### [Exercise objective]
All lines in the material below that hold "Service" should be found and copied.

### [The records]
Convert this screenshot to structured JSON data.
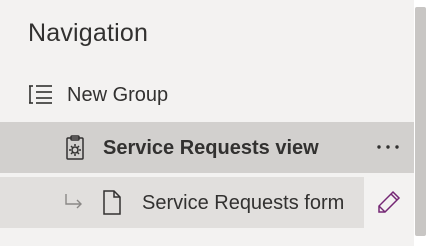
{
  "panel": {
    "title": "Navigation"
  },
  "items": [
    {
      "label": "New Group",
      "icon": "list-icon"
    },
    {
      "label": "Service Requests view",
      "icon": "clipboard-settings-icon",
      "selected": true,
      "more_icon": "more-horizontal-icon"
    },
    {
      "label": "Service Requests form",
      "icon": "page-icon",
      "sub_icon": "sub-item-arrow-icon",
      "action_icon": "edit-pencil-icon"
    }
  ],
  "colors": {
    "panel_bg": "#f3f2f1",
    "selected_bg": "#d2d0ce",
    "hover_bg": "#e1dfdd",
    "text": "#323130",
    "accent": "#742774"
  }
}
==
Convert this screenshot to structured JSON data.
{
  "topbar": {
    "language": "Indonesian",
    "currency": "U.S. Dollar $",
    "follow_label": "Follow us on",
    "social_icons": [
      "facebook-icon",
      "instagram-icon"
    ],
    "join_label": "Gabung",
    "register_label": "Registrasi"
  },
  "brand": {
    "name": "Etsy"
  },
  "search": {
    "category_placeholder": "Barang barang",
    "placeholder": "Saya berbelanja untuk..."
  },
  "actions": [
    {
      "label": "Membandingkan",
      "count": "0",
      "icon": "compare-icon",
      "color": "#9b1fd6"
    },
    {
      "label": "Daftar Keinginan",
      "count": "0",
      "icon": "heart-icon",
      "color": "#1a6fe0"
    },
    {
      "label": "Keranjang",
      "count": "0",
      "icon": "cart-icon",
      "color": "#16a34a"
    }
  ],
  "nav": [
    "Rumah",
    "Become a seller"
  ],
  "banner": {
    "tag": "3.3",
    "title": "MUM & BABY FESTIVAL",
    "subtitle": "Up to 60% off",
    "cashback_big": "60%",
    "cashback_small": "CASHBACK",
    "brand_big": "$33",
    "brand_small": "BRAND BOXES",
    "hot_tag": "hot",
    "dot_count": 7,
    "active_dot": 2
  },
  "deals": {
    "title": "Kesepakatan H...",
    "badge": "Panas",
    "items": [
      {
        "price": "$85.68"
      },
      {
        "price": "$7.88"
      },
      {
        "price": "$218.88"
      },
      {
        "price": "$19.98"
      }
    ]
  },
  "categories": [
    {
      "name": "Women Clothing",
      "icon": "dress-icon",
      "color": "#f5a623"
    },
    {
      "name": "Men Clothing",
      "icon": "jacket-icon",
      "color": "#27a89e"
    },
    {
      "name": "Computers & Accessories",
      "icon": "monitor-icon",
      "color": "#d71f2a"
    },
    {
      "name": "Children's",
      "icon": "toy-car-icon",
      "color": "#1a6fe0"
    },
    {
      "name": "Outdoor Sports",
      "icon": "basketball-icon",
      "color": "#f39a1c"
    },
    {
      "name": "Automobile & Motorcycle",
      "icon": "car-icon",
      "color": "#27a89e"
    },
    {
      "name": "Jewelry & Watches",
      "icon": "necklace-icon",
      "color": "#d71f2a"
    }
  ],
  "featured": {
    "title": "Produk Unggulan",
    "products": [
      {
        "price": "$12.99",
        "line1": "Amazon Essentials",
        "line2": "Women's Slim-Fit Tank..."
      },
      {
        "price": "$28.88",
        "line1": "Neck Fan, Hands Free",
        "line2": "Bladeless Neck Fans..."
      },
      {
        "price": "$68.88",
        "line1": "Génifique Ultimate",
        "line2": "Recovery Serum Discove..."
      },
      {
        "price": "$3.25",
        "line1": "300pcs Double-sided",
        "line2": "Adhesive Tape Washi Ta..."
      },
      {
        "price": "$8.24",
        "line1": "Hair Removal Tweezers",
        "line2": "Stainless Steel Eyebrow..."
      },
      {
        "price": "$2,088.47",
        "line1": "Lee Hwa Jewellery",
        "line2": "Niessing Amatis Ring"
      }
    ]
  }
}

### [The completed task]
      "label": "Service Requests view",
      "label": "Service Requests form",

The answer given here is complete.